The age distribution was 19.55% under the age of 18, 7.36% from 18 to 24, 27.58% from 25 to 44, 29.83% from 45 to 64, and 15.68% who were 65 years of age or older. The median age was 42.0 years. For every 100 females, there were 106.63 males. For every 100 females age 18 and over, there were 106.48 males.
The median income for a household in the county was $40,753 and the median income for a family was $46,622. Males had a median income of $38,713 versus $25,808 for females. The per capita income for the county was $19,329. About 10.1% of families and 13.9% of the population were below the poverty line, including 19.0% of those under age 18 and 9.9% of those age 65 or over.
Whereas most of West Virginia has become a Republican bastion in the 21st century after having leaned heavily Democratic between the New Deal and Bill Clinton, Preston County has always been a Republican stronghold, if not quite so rock-ribbed as neighboring Grant County or Garrett County, Maryland. Those two counties have never voted for a Democrat since being created after the Civil War, whereas Preston County has voted Democratic on one occasion since then, during Lyndon Johnson’s 1964 landslide – although Johnson’s win over Barry Goldwater was much more decisive than his narrow victory in analogous Upshur County, and Bill Clinton came within 20 votes in 1996.

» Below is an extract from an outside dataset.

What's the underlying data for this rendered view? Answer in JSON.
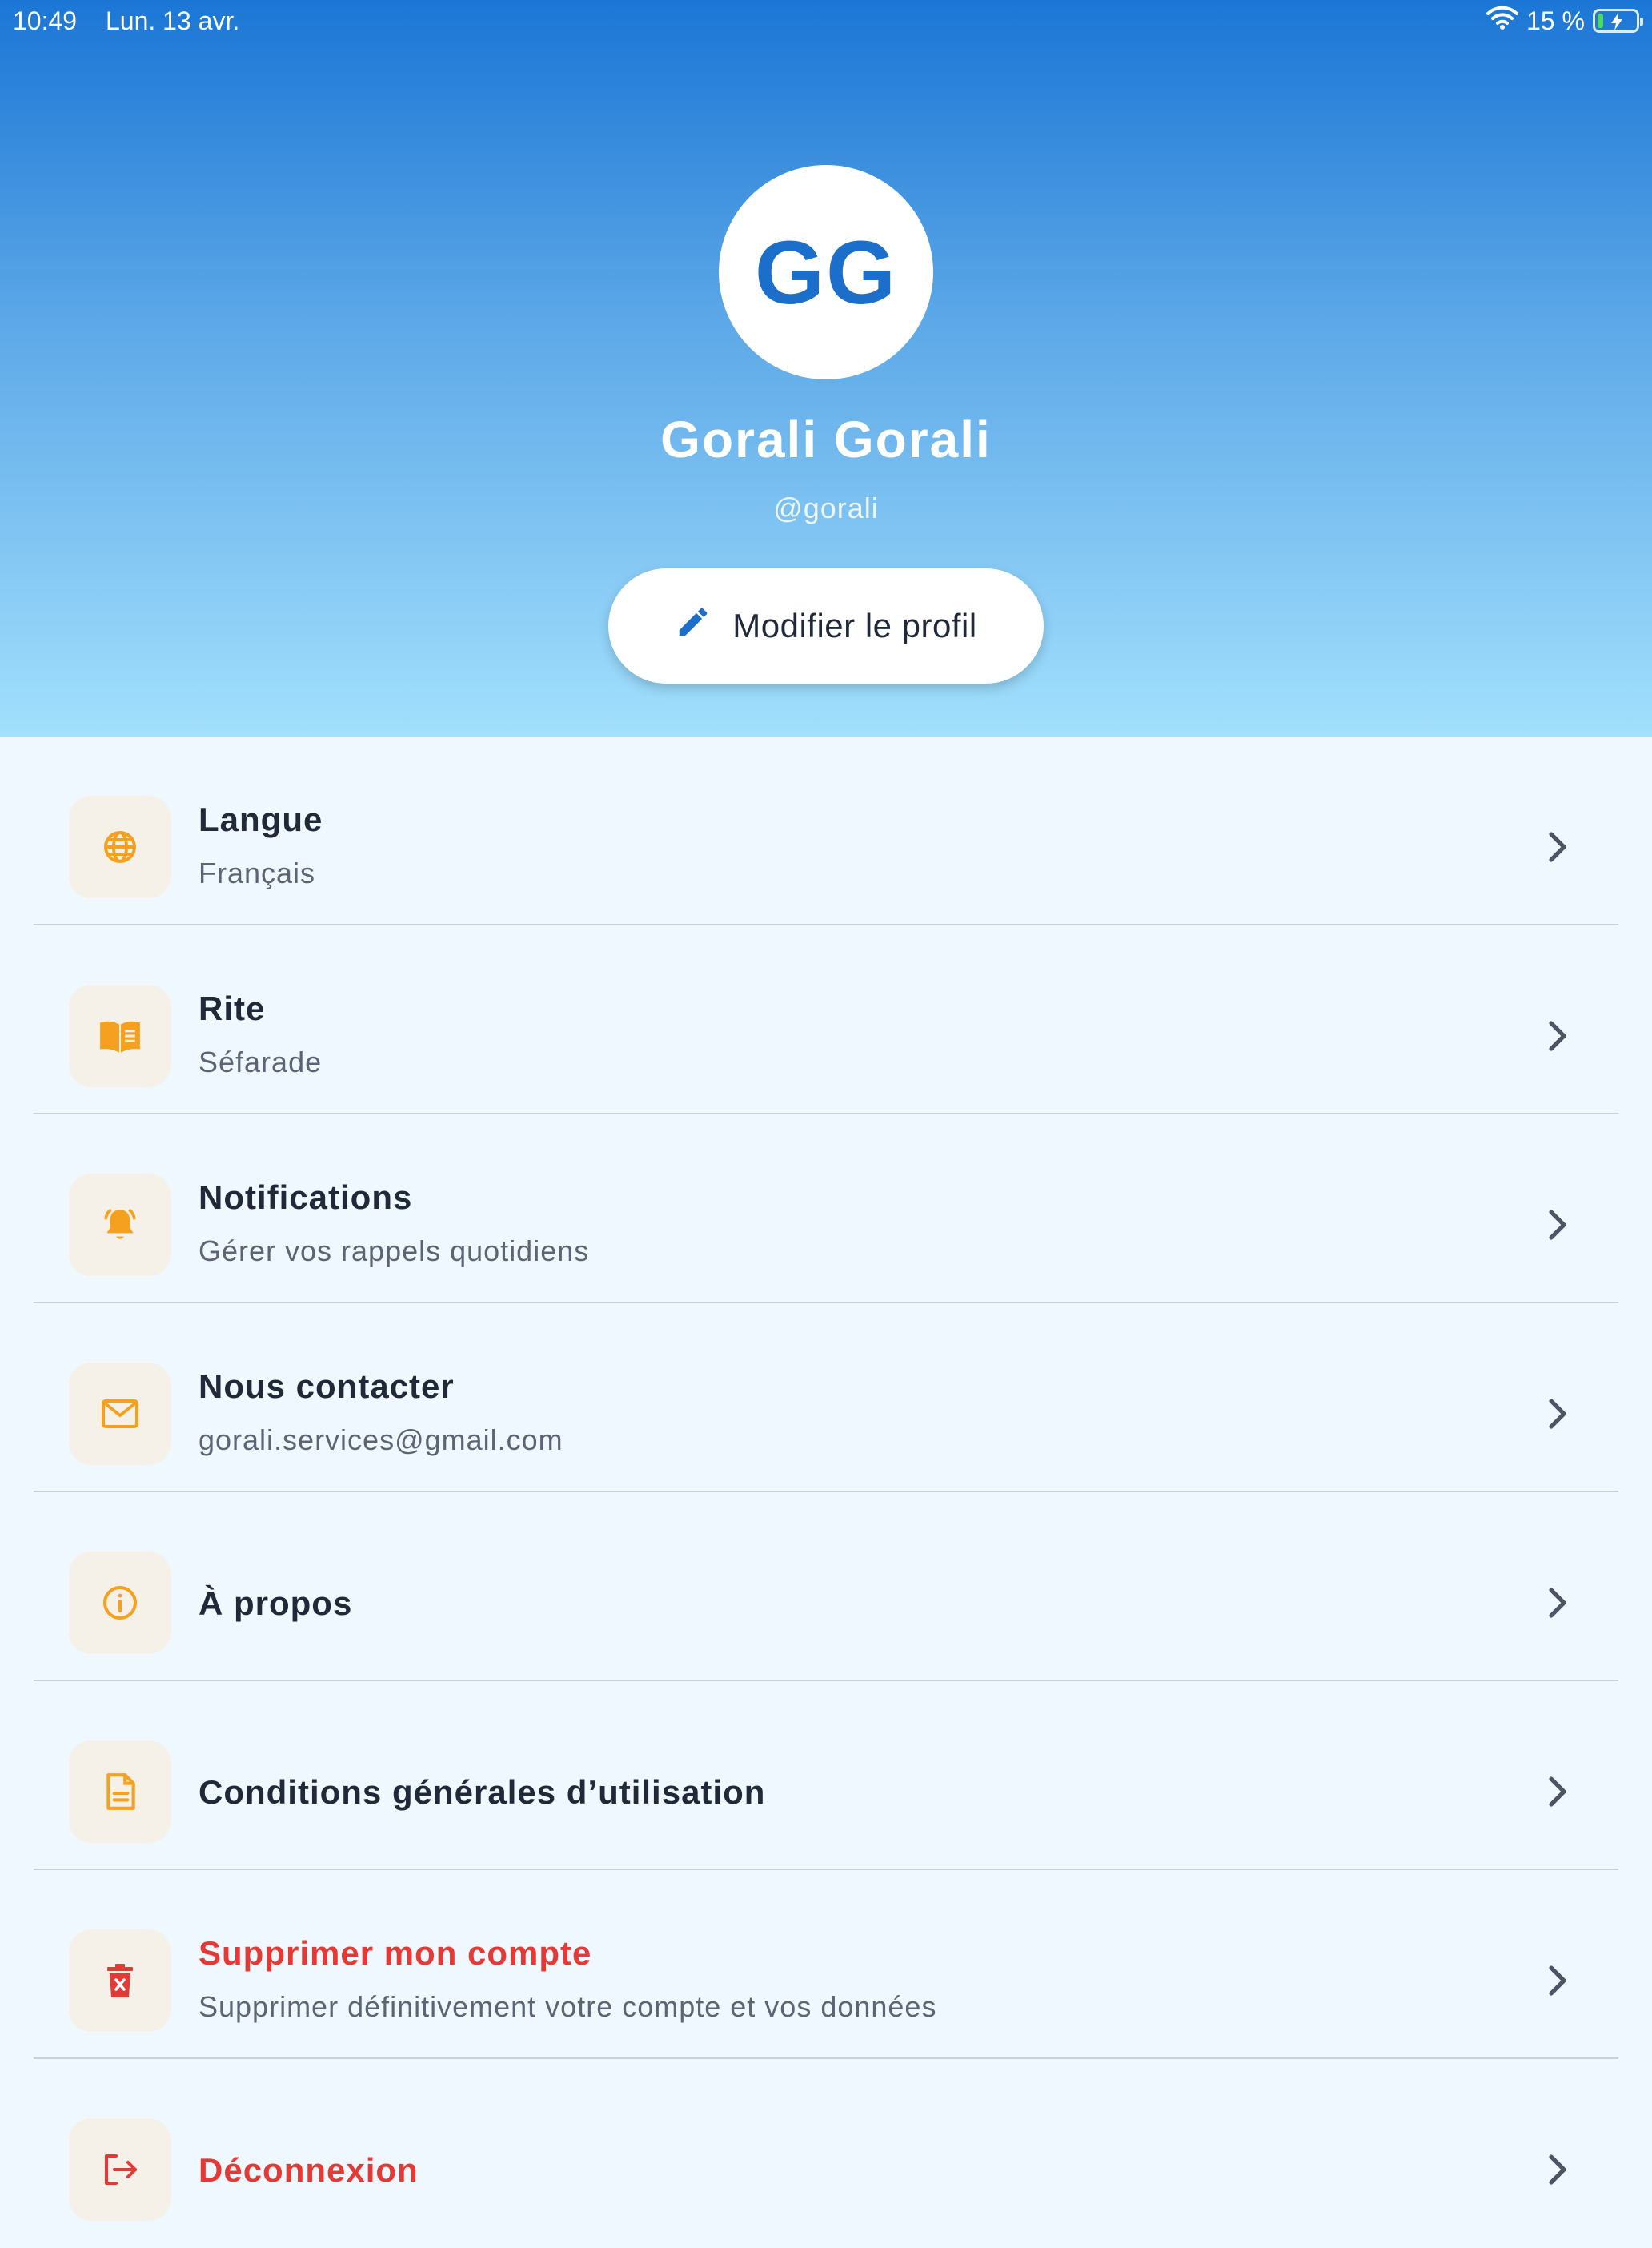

- Alpine Lake
- Bull Run
- Clifton Mills
- Hardman (partial)
- Horse Shoe Run
- Little Sandy
- Mount Olivet
- Mount Vernon
- Saint Joe
- Scotch Hill
- Silver Lake
- Sugar Valley
- Threefork Bridge
- Turner Douglass
- Valley Point
- West End
- White Oak Springs
- "State & County QuickFacts". United States Census Bureau. Archived from the original on October 9, 2015. Retrieved January 11, 2014.
- "Find a County". National Association of Counties. Retrieved June 7, 2011.
- West Virginia Counties Archived September 23, 2001, at the Wayback Machine. Wvculture.org. Retrieved on July 24, 2013.
- Oren Morton, A History of Preston County, part 1 (Kingwood W.Va., Journal Publishing Company 1914) pp. 9-11
- Morton p. 138
- Otis K. Rice & Stephen W. Brown, West Virginia: A History, 2nd ed., University Press of Kentucky, Lexington (1993), p. 240.
- United States Census Bureau, U.S. Decennial Census, Tables of Minor Civil Divisions in West Virginia, 1870–2010.
- "2010 Census Gazetteer Files". United States Census Bureau. August 22, 2012. Retrieved July 30, 2015.
- West Virginia encyclopedia; The Weather
- "Population and Housing Unit Estimates". Retrieved April 18, 2019.
- "U.S. Decennial Census". United States Census Bureau. Retrieved January 11, 2014.
- "Historical Census Browser". University of Virginia Library. Retrieved January 11, 2014.
- "Population of Counties by Decennial Census: 1900 to 1990". United States Census Bureau. Retrieved January 11, 2014.
- "Census 2000 PHC-T-4. Ranking Tables for Counties: 1990 and 2000" (PDF). United States Census Bureau. Retrieved January 11, 2014.
- "DP-1 Profile of General Population and Housing Characteristics: 2010 Demographic Profile Data". United States Census Bureau. Archived from the original on February 13, 2020. Retrieved April 3, 2016.
- "Population, Housing Units, Area, and Density: 2010 - County". United States Census Bureau. Archived from the original on February 13, 2020. Retrieved April 3, 2016.
- "DP02 SELECTED SOCIAL CHARACTERISTICS IN THE UNITED STATES – 2006-2010 American Community Survey 5-Year Estimates". United States Census Bureau. Archived from the original on February 13, 2020. Retrieved April 3, 2016.
- "DP03 SELECTED ECONOMIC CHARACTERISTICS – 2006-2010 American Community Survey 5-Year Estimates". United States Census Bureau. Archived from the original on February 13, 2020. Retrieved April 3, 2016.
- Leip, David. "Dave Leip's Atlas of U.S. Presidential Elections". uselectionatlas.org. Retrieved 2018-03-28.